⟨
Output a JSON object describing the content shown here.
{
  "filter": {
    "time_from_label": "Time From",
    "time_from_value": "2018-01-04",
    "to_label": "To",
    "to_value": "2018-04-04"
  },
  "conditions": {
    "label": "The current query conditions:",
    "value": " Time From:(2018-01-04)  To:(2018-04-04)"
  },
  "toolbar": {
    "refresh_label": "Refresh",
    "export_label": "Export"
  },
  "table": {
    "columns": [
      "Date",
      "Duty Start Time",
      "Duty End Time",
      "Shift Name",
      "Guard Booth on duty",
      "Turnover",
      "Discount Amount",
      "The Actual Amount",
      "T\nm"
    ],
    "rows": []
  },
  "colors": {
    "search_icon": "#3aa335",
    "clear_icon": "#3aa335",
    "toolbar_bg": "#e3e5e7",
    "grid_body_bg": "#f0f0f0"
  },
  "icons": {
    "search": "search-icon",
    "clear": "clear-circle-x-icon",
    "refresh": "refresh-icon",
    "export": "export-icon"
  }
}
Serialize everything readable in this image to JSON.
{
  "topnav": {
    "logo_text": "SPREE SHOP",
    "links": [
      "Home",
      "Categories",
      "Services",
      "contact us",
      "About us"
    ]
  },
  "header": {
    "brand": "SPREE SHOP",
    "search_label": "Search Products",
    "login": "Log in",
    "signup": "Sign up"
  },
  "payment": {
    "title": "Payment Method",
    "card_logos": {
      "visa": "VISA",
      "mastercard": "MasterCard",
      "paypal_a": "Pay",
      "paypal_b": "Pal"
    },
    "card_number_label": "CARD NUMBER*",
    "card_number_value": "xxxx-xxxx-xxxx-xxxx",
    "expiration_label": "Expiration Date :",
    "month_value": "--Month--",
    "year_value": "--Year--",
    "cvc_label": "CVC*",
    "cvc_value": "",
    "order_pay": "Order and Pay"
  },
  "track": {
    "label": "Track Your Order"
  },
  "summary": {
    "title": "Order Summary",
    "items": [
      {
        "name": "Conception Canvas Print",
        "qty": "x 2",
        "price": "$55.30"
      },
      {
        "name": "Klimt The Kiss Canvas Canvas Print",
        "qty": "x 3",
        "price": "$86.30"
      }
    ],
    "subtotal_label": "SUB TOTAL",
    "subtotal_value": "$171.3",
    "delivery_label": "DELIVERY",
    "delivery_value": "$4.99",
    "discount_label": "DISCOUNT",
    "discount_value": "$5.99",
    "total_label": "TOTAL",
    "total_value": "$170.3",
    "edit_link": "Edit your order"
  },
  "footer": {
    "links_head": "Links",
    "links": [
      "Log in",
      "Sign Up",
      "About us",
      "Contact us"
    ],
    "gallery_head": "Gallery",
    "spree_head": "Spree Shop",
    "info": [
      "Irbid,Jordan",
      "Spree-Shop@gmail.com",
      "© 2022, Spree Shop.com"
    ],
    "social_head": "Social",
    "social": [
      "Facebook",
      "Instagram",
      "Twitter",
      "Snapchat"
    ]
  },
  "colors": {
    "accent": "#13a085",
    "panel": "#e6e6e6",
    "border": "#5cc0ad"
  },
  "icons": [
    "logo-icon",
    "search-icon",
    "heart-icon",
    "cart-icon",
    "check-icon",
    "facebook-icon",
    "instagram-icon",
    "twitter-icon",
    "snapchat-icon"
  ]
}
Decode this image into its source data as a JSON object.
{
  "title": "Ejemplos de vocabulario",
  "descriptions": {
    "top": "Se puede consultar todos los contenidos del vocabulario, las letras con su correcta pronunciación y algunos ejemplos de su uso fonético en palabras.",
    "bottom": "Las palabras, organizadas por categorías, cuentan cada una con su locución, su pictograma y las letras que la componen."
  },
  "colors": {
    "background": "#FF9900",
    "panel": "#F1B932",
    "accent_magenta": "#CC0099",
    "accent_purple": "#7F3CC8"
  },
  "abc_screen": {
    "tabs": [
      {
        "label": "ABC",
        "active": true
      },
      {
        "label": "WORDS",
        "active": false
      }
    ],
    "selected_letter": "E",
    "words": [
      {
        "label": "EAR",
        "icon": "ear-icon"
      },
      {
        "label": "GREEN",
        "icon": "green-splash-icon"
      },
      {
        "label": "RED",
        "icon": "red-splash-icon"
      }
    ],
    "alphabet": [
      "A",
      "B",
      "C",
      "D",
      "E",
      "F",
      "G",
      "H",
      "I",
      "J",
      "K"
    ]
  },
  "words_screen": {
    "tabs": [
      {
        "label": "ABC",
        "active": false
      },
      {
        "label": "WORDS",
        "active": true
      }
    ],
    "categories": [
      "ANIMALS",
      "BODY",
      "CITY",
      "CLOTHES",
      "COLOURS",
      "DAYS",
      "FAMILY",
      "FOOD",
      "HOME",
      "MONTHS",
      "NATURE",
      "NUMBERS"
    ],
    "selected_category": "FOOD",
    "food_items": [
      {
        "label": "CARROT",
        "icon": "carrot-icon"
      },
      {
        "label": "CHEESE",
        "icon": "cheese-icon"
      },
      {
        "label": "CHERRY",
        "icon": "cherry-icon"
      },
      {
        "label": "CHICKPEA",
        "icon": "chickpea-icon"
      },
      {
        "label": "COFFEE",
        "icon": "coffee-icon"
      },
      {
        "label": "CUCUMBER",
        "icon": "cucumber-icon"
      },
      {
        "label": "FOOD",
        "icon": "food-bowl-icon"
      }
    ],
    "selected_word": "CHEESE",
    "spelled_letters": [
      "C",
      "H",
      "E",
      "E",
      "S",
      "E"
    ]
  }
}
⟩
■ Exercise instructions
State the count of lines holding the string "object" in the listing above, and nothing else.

■ Exercise solution
2